MATERIAL PROVIDED:

↓

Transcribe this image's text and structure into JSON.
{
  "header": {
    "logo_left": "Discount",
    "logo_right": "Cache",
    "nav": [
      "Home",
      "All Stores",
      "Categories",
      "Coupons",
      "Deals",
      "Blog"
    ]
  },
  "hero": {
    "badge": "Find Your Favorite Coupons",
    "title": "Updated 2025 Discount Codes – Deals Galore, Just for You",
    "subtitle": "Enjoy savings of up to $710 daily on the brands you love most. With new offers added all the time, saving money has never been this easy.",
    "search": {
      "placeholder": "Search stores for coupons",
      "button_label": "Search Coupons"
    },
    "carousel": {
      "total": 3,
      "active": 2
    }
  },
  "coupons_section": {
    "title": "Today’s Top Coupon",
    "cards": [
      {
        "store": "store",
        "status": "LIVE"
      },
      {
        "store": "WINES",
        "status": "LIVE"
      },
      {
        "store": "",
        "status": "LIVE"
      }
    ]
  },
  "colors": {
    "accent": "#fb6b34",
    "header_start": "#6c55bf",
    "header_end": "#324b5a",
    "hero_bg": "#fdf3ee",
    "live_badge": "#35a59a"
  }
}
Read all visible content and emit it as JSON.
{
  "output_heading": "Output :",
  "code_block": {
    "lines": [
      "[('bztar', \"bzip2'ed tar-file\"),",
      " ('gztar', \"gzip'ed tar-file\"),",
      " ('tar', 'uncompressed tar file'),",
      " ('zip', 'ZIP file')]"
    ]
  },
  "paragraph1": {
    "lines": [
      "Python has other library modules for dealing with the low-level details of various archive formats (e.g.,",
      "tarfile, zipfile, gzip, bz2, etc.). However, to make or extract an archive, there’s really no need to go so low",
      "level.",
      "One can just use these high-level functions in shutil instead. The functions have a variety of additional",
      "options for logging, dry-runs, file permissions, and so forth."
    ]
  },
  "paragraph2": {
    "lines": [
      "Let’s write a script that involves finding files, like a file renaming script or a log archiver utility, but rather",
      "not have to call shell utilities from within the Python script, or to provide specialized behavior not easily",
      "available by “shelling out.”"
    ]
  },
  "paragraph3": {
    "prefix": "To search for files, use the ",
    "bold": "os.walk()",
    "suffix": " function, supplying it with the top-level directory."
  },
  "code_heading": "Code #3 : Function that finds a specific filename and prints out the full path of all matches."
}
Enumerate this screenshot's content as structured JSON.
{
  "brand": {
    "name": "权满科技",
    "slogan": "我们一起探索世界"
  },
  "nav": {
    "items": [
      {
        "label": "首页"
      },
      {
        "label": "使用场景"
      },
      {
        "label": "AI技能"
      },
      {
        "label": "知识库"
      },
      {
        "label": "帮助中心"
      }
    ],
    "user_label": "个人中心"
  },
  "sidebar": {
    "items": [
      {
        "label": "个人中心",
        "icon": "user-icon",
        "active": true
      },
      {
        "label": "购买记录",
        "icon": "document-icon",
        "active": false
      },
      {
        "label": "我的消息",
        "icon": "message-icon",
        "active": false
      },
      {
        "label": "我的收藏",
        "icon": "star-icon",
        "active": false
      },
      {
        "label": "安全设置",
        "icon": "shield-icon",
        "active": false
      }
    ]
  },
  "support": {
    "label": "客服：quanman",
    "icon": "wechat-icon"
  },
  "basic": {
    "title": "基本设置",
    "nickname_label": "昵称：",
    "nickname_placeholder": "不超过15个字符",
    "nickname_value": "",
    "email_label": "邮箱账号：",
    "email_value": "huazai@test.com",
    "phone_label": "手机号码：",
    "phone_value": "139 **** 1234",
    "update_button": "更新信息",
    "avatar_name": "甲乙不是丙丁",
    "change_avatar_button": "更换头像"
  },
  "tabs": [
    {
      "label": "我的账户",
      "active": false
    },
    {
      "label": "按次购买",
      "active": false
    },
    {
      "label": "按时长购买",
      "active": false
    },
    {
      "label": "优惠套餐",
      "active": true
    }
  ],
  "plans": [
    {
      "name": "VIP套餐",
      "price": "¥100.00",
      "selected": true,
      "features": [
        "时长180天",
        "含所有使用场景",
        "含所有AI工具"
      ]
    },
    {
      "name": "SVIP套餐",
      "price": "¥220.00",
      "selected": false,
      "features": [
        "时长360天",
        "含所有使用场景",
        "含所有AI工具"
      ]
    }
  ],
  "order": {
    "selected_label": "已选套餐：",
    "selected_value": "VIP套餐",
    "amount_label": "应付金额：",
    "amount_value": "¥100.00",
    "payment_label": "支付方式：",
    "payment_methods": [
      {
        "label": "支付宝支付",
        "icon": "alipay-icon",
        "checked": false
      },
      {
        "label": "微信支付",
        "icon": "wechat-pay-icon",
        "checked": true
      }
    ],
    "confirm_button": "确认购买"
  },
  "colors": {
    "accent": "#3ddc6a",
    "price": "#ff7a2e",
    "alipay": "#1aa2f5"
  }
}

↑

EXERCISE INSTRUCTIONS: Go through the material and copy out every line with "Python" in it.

REPLY TO THE EXERCISE:
      "Python has other library modules for dealing with the low-level details of various archive formats (e.g.,",
      "not have to call shell utilities from within the Python script, or to provide specialized behavior not easily",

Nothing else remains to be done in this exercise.